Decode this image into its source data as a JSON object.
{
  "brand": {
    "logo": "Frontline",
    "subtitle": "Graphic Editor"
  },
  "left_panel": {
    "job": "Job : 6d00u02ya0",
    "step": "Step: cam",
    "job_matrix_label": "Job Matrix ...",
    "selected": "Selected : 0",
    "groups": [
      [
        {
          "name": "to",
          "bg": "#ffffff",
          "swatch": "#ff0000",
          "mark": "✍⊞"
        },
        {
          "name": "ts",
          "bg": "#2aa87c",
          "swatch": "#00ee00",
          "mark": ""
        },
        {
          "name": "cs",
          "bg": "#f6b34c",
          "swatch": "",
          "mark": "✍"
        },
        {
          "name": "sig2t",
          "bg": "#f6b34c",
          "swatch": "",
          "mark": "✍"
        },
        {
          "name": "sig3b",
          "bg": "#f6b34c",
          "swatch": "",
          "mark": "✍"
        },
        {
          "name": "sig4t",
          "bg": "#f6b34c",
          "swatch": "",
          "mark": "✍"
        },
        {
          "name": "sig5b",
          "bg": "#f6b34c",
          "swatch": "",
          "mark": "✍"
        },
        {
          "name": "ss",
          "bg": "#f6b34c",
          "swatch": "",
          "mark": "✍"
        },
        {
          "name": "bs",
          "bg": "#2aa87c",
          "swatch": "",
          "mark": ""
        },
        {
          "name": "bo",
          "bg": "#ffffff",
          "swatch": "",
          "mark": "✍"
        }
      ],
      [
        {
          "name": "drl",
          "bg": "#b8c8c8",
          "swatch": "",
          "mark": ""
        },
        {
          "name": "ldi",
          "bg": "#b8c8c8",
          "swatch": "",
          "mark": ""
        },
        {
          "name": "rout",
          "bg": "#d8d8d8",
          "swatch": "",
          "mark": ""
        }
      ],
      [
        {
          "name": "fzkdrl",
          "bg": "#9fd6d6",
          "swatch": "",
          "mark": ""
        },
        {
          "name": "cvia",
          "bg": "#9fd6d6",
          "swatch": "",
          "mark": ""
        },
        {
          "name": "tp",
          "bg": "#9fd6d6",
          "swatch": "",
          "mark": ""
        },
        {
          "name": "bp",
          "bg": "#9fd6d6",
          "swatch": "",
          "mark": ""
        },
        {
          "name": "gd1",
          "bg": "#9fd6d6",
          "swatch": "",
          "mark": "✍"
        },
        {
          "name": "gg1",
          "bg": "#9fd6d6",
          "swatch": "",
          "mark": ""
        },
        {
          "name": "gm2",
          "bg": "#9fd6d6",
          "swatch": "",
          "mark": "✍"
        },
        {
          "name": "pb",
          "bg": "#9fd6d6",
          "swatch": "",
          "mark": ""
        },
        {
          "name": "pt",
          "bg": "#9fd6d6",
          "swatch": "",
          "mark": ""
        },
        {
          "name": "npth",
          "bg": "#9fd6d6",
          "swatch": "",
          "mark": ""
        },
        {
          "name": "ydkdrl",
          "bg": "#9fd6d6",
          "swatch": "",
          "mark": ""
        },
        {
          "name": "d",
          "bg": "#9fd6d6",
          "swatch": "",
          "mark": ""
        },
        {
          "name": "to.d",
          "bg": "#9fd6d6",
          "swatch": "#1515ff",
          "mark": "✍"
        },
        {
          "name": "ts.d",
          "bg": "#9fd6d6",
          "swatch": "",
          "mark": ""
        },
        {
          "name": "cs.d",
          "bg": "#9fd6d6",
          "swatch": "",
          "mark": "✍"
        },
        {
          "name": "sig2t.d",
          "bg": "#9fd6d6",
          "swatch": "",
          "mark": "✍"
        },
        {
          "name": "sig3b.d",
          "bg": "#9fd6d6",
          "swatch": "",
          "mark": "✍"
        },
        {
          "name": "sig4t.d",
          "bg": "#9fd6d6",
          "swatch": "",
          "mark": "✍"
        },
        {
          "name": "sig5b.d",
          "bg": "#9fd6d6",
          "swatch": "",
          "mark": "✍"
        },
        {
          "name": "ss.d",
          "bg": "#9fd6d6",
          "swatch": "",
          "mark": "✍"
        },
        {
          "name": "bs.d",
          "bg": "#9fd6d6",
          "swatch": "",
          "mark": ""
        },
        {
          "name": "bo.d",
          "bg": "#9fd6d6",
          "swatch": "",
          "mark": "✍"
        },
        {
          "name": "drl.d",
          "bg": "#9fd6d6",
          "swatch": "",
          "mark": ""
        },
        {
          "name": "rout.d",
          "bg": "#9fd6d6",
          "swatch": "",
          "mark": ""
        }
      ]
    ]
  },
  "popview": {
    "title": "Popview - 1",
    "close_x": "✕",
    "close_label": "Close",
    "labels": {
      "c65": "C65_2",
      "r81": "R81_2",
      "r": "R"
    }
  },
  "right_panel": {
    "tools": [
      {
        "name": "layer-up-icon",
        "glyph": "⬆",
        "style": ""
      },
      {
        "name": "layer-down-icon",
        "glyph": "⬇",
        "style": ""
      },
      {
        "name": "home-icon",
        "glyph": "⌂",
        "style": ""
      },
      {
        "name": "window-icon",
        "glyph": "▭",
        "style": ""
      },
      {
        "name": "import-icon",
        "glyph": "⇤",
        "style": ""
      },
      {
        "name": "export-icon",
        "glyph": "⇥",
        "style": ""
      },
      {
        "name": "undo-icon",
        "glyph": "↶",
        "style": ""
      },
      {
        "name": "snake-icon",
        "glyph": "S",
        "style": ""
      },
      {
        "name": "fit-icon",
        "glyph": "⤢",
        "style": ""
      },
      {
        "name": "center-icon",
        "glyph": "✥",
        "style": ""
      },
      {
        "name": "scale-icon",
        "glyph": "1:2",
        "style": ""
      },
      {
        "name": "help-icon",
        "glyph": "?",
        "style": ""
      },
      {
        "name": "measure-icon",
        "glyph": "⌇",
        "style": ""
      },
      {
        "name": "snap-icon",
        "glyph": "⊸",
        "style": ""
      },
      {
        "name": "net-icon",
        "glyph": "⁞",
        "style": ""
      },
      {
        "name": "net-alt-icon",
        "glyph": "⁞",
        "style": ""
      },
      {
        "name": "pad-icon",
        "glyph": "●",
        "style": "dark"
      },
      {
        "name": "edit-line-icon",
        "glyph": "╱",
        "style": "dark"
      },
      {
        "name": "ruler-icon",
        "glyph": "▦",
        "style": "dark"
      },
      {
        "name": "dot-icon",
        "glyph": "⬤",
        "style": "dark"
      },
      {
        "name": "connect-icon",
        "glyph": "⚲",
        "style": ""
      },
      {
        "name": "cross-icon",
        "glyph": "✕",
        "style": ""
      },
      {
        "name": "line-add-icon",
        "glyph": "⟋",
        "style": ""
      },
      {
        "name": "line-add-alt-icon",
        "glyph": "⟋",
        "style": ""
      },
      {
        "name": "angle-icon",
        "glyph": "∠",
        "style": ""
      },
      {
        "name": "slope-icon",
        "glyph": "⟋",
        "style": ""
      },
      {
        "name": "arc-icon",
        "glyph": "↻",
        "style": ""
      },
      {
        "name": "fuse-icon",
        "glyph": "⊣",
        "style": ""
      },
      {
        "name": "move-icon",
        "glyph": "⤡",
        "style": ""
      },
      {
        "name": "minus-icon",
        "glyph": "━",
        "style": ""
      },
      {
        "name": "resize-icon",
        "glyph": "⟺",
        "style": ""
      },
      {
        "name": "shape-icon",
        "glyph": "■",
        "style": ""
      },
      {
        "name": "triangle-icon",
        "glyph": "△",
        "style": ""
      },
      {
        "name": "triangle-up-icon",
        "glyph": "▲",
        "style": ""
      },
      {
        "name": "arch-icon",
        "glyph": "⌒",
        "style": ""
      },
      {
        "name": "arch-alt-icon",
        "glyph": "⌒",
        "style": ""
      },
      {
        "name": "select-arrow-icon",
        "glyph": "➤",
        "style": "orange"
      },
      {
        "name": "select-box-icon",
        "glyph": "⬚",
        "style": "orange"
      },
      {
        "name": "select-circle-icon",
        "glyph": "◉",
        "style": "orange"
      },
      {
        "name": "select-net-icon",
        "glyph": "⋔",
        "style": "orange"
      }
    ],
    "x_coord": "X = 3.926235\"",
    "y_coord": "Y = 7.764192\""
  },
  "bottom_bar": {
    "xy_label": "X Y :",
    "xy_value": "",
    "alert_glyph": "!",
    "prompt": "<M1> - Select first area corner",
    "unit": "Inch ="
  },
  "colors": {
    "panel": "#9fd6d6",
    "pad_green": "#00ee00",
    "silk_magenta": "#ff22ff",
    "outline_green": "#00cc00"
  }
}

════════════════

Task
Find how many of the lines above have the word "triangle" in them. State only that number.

Written solution
2